Famous Scientists and their Inventions - Grace Hopper
Born: 9th December 1906 - Died: 1st January 1992
Grace Murray Hopper was born in December 1906 to parents Walter Fletcher Murray and Mary Campbell Van Horne. In 1928 she graduated from Vassar College with a B.A in mathematics and physics before achieving her M.A (1930) and PhD (1934) at Yale University. Her early career was spent teaching mathematics at Vassar College until 1943 when she joined the Naval Reserve.
In 1944 she was assigned to the Bureau of Ordnance's Computation Project which was based in Harvard University, where she helped work on the Mark I, which was the worlds first large-scale automatic calculator and the first step towards the computers that we use today. During her time on this project, there were unexplained errors that would occur while the Mark I was operating, this was due to moths flying into the circuitry. During this time, Grace coined the terms 'Bug' and 'Debugging' which are still used in programming today.
In 1949 she joined the Eckert-Mauchly Computer Corporation and helped develop the UNIVAC I, a competitor to the Mark I. During development Grace recommended they develop a new computer programming language which would allow programmers to type using English rather than symbols. This led to her starting to create her own compiler in 1952, this allowed for computers and programmers to start moving away from arithmetic and allowing for other things like data processing. This was the start of the COBOL language, which is still used today for data processing.
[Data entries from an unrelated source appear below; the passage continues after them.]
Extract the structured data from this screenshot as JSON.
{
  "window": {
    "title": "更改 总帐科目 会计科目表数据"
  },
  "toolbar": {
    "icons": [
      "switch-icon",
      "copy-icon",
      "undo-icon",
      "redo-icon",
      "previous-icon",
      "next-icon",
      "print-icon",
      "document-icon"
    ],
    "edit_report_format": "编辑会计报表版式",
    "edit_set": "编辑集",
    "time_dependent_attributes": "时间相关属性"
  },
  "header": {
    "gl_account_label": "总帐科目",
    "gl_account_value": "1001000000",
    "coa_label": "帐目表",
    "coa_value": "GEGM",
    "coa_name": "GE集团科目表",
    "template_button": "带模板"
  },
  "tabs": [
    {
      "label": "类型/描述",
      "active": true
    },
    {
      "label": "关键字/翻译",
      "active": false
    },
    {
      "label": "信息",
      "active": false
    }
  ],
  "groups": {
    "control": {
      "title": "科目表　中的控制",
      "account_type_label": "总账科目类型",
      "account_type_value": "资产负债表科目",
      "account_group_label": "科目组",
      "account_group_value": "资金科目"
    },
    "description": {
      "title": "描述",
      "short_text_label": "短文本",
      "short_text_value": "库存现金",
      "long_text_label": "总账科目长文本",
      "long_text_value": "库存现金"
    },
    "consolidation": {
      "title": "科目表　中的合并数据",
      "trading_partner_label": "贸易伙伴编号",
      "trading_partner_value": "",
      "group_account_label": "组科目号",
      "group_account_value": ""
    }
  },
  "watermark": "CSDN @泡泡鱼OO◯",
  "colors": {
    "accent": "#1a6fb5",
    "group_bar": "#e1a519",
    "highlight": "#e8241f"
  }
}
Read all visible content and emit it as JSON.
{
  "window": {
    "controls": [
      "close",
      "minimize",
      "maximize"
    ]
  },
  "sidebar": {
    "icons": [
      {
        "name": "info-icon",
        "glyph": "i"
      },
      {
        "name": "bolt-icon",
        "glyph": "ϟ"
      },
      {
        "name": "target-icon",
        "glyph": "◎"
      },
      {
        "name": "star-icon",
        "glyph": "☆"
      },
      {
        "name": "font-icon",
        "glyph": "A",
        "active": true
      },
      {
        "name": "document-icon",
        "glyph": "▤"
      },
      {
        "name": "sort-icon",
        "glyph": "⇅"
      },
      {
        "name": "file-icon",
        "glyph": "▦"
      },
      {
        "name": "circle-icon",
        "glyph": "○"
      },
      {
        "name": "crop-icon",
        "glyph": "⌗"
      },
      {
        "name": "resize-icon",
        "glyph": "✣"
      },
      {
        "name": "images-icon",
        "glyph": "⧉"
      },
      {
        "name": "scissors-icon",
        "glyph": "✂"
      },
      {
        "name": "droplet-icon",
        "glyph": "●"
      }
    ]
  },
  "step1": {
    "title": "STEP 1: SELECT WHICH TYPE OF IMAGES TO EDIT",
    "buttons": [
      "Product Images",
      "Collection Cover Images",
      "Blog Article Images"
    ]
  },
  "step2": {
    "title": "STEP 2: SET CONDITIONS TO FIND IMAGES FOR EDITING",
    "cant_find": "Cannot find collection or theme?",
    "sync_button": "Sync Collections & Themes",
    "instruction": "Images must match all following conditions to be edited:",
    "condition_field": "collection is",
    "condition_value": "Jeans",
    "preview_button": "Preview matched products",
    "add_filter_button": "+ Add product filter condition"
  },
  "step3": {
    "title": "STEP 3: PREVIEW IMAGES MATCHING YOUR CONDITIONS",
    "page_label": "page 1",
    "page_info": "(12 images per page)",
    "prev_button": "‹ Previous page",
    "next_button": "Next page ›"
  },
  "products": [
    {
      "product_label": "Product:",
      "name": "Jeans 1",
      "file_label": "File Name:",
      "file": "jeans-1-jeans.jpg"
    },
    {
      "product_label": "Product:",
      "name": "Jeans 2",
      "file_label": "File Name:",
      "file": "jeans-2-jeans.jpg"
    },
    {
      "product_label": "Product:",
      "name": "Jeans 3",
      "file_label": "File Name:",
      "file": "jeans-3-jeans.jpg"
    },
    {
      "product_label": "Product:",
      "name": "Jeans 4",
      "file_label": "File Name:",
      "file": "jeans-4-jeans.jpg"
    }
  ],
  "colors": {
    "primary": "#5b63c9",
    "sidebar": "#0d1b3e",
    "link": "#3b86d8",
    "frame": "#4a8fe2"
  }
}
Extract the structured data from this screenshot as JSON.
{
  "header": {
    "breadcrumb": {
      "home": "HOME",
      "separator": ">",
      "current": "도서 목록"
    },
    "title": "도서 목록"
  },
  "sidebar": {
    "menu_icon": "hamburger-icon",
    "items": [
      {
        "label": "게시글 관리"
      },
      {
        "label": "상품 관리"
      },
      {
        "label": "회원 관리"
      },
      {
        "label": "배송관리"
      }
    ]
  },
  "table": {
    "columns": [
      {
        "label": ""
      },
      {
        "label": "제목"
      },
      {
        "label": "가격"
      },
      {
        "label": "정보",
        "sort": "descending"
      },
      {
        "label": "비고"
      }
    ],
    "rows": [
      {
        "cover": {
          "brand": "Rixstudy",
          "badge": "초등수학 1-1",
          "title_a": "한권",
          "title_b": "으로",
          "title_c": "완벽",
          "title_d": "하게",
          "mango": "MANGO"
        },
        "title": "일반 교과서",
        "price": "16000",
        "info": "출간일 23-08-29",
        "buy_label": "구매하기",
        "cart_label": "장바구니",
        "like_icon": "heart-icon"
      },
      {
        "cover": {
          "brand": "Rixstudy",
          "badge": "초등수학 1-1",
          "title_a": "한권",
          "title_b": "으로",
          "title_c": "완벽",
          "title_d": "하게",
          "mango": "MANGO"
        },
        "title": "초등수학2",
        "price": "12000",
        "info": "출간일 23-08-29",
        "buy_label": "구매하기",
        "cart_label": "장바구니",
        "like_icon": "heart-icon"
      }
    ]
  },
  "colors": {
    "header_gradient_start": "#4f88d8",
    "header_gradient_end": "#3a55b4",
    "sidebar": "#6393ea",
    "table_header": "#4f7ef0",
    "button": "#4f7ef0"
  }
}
In 1954 Grace's department released two of the first compiler-based programming languages MATH-MATIC and FLOW-MATIC. Later in 1959, she helped work as a consultant on a committee that helped further design and develop the COBOL language.
Grace worked as the Director of the Navy Programming Languages Group where she helped design and develop validation software for COBOL and the compiler it used as part of a standardisation program.